10 Years of Public School Closings, Mapped Out
By Chris Bentley in News on Dec 8, 2011 5:00PM
In November Chicago Public Schools designated 10 South and West Side schools for turnaround — firing all staff — and said it would close or partially close eight others. It would be the most the district has ever done in one year, and the district expects to spend about $20 million hiring new staff and restructuring the schools.
If the district’s Board of Education approves the proposals, Chicago will close its 100th school since Mayor Daley’s administration introduced the “renaissance” program. In light of that landmark, WBEZ and Catalyst compiled this fascinating map that shows where schools have been closed or turned around, how well the new facilities are performing and what has become of those old school buildings.

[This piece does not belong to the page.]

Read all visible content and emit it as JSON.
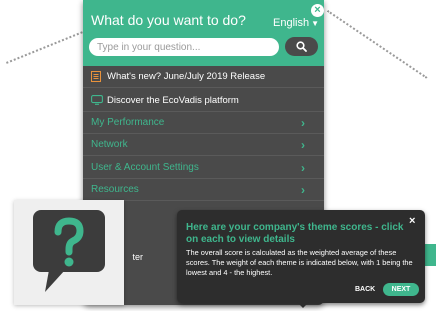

Not surprisingly, the turnarounds have hit African Americans hardest. Humboldt Park and the Near West Side, followed by Grand Boulevard, have seen the most school shakeups. Those three areas are also due for more turnarounds under the new proposal.
According to CPS’ three-tiered ranking performance ranking system, turnarounds seem successful about one-fifth of the time. Eighteen percent of the new schools were rated “Level 1” by CPS this year. Almost 40 percent still languish at Level 3.
Many of the buildings now house charter or magnet schools, more than half of which admit students by lottery or test scores instead of based on neighborhood boundaries. A UIC study published in February slammed the rise of selective enrollment schools under Daley, claiming it widened the racial gap.